  • Assisting with expert advice on managing staff working from home, including maintaining their commitment, morale and mental health; and
  • Calling on the big food delivery networks experiencing a huge lift in volumes to help the struggling food retail and hospitality groups rather than profiteer.
  • Currently making strong representations to the Federal Government on the issue of redefining casual workers, and we are hopeful of an improved result.

The definition of casual workers

IR is at crunch point, and last week’s court decision to redefine casual workers means we can’t put this conversation off any longer. There are thousands of small businesses and hundreds of thousands of casual workers this decision is going to hurt, if left unanswered.

Casual workers are paid a higher base wage, trading off sick leave and annual leave permanent workers receive for a lower base wage.  Putting casual workers on the same leave loadings as permanent workers will make it simply untenable for many businesses to keep them employed. Businesses will hit the wall, and employees will ultimately lose out. 

The FCA is hopeful of an improved outcome as a result of its strong representations to the Federal Government on this issue.

Calling for food delivery platforms to cut fees

Most of Australia’s 90,000-plus individual franchised outlets are small businesses employing 598,500 Australians and many are in the food and hospitality sector, so when they struggle, there’s massive impact on the national economy.

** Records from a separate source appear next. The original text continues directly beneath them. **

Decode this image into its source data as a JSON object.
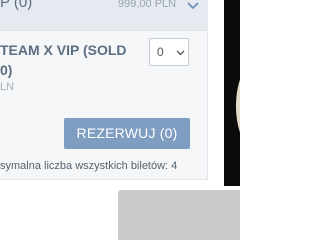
{
  "top_row": {
    "title_fragment": "P (0)",
    "price": "999,00 PLN",
    "chevron_icon": "chevron-down-icon"
  },
  "ticket": {
    "name_line1": "TEAM X VIP (SOLD",
    "name_line2": "0)",
    "price_fragment": "LN",
    "quantity_selected": "0",
    "quantity_caret_icon": "chevron-down-icon"
  },
  "reserve_button": {
    "label": "REZERWUJ (0)"
  },
  "note": {
    "max_tickets": "symalna liczba wszystkich biletów: 4"
  },
  "colors": {
    "accent_button": "#7f9cc1",
    "title_text": "#5c6e82",
    "card_background": "#f4f6f8",
    "header_background": "#e5eaf1"
  }
}
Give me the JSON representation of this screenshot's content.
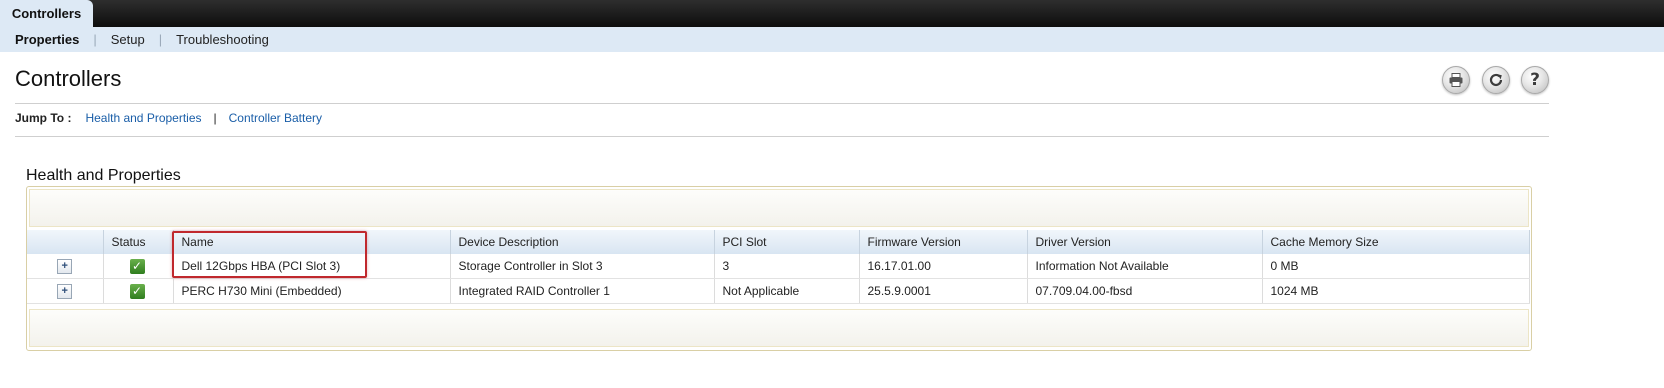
{
  "top_tab": {
    "label": "Controllers"
  },
  "subnav": {
    "items": [
      "Properties",
      "Setup",
      "Troubleshooting"
    ]
  },
  "page": {
    "title": "Controllers"
  },
  "toolbar": {
    "icons": [
      "print-icon",
      "refresh-icon",
      "help-icon"
    ]
  },
  "jump_to": {
    "label": "Jump To :",
    "links": [
      "Health and Properties",
      "Controller Battery"
    ]
  },
  "section": {
    "title": "Health and Properties",
    "columns": [
      "",
      "Status",
      "Name",
      "Device Description",
      "PCI Slot",
      "Firmware Version",
      "Driver Version",
      "Cache Memory Size"
    ],
    "rows": [
      {
        "expand": "+",
        "status": "ok",
        "name": "Dell 12Gbps HBA (PCI Slot 3)",
        "description": "Storage Controller in Slot 3",
        "pci_slot": "3",
        "firmware": "16.17.01.00",
        "driver": "Information Not Available",
        "cache": "0 MB"
      },
      {
        "expand": "+",
        "status": "ok",
        "name": "PERC H730 Mini (Embedded)",
        "description": "Integrated RAID Controller 1",
        "pci_slot": "Not Applicable",
        "firmware": "25.5.9.0001",
        "driver": "07.709.04.00-fbsd",
        "cache": "1024 MB"
      }
    ]
  },
  "colors": {
    "accent_link": "#1a5ea8",
    "highlight_border": "#c0282d",
    "status_ok": "#3f8f2a",
    "subnav_bg": "#dde9f5"
  }
}
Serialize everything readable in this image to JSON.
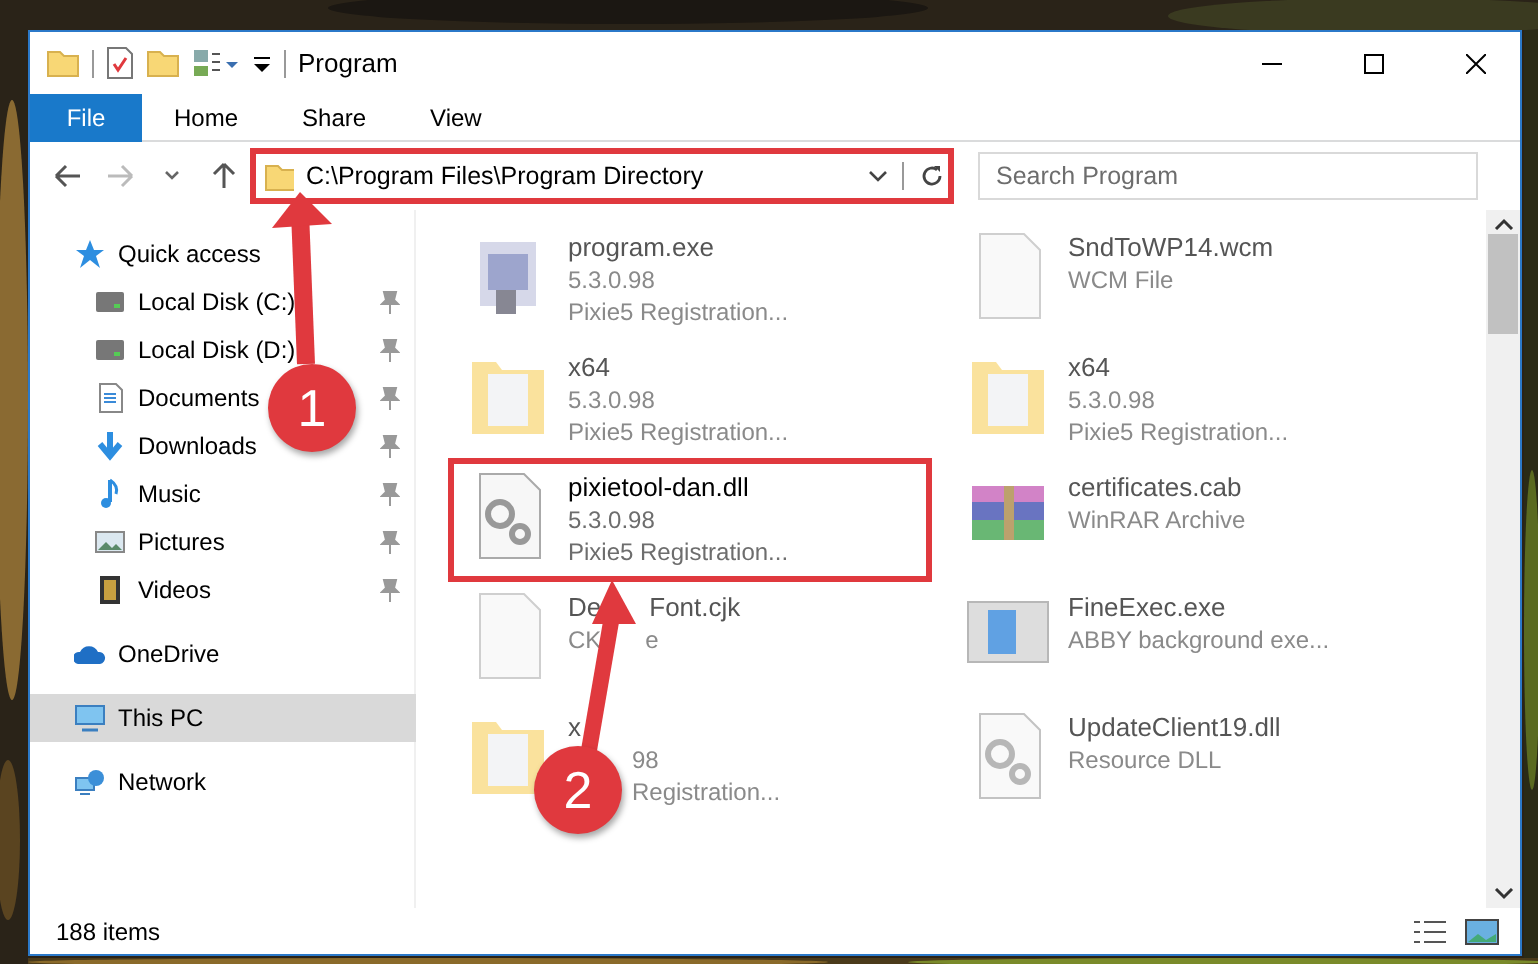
{
  "window": {
    "title": "Program"
  },
  "ribbon_tabs": [
    {
      "label": "File",
      "kind": "file"
    },
    {
      "label": "Home",
      "kind": "tab"
    },
    {
      "label": "Share",
      "kind": "tab"
    },
    {
      "label": "View",
      "kind": "tab"
    }
  ],
  "address": {
    "path": "C:\\Program Files\\Program Directory",
    "highlighted": true
  },
  "search": {
    "placeholder": "Search Program"
  },
  "nav": [
    {
      "label": "Quick access",
      "kind": "star",
      "selected": false,
      "children": [
        {
          "label": "Local Disk (C:)",
          "kind": "drive",
          "pinned": true,
          "selected": false
        },
        {
          "label": "Local Disk (D:)",
          "kind": "drive",
          "pinned": true,
          "selected": false
        },
        {
          "label": "Documents",
          "kind": "documents",
          "pinned": true,
          "selected": false
        },
        {
          "label": "Downloads",
          "kind": "downloads",
          "pinned": true,
          "selected": false
        },
        {
          "label": "Music",
          "kind": "music",
          "pinned": true,
          "selected": false
        },
        {
          "label": "Pictures",
          "kind": "pictures",
          "pinned": true,
          "selected": false
        },
        {
          "label": "Videos",
          "kind": "videos",
          "pinned": true,
          "selected": false
        }
      ]
    },
    {
      "label": "OneDrive",
      "kind": "cloud",
      "selected": false
    },
    {
      "label": "This PC",
      "kind": "pc",
      "selected": true
    },
    {
      "label": "Network",
      "kind": "network",
      "selected": false
    }
  ],
  "files": [
    {
      "name": [
        "program.exe"
      ],
      "details": [
        [
          "5.3.0.98"
        ],
        [
          "Pixie5 Registration..."
        ]
      ],
      "kind": "exe",
      "blurred": true,
      "highlighted": false
    },
    {
      "name": [
        "SndToWP14.wcm"
      ],
      "details": [
        [
          "WCM File"
        ]
      ],
      "kind": "blank",
      "blurred": true,
      "highlighted": false
    },
    {
      "name": [
        "x64"
      ],
      "details": [
        [
          "5.3.0.98"
        ],
        [
          "Pixie5 Registration..."
        ]
      ],
      "kind": "folder",
      "blurred": true,
      "highlighted": false
    },
    {
      "name": [
        "x64"
      ],
      "details": [
        [
          "5.3.0.98"
        ],
        [
          "Pixie5 Registration..."
        ]
      ],
      "kind": "folder",
      "blurred": true,
      "highlighted": false
    },
    {
      "name": [
        "pixietool-dan.dll"
      ],
      "details": [
        [
          "5.3.0.98"
        ],
        [
          "Pixie5 Registration..."
        ]
      ],
      "kind": "dll",
      "blurred": false,
      "highlighted": true
    },
    {
      "name": [
        "certificates.cab"
      ],
      "details": [
        [
          "WinRAR Archive"
        ]
      ],
      "kind": "archive",
      "blurred": true,
      "highlighted": false
    },
    {
      "name": [
        "De",
        "Font.cjk"
      ],
      "details": [
        [
          "CK",
          "e"
        ]
      ],
      "kind": "blank",
      "blurred": true,
      "highlighted": false
    },
    {
      "name": [
        "FineExec.exe"
      ],
      "details": [
        [
          "ABBY background exe..."
        ]
      ],
      "kind": "app",
      "blurred": true,
      "highlighted": false
    },
    {
      "name": [
        "x"
      ],
      "details": [
        [
          "98"
        ],
        [
          "Registration..."
        ]
      ],
      "kind": "folder",
      "blurred": true,
      "highlighted": false
    },
    {
      "name": [
        "UpdateClient19.dll"
      ],
      "details": [
        [
          "Resource DLL"
        ]
      ],
      "kind": "dll",
      "blurred": true,
      "highlighted": false
    }
  ],
  "annotations": [
    {
      "label": "1"
    },
    {
      "label": "2"
    }
  ],
  "status_bar": {
    "count": "188 items"
  }
}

The FCA argued that unless the food delivery platforms reduced commissions to help sustain restaurants and food franchises, there was a risk that many would not be able to continue operation, with the threat of further major job losses.

Relief for commercial tenants

The FCA also welcomed the ACCC decision to allow tenants and landlords to get together and collectively negotiate outcomes that optimise businesses’ ability to meet rental obligations will support their ongoing sustainability as a result of COVID-19 trading impacts.

The decision recognised the urgency for retailers and landlords to collectively negotiate rent relief was an excellent outcome following a joint application to the ACCC by the FCA with the National Retail Association, Australian Hotels Association and the Pharmacy Guild.

Looking to the future

Small businesses have been hit hard by COVID-19 and although restrictions are starting to be eased, the impacts on individual businesses and the economy nationally will be felt for some time.

The FCA is continuing to work closely with government and other industry peak bodies to ensure that the voice of franchising and small business is heard by government as we head down the path to economic recovery.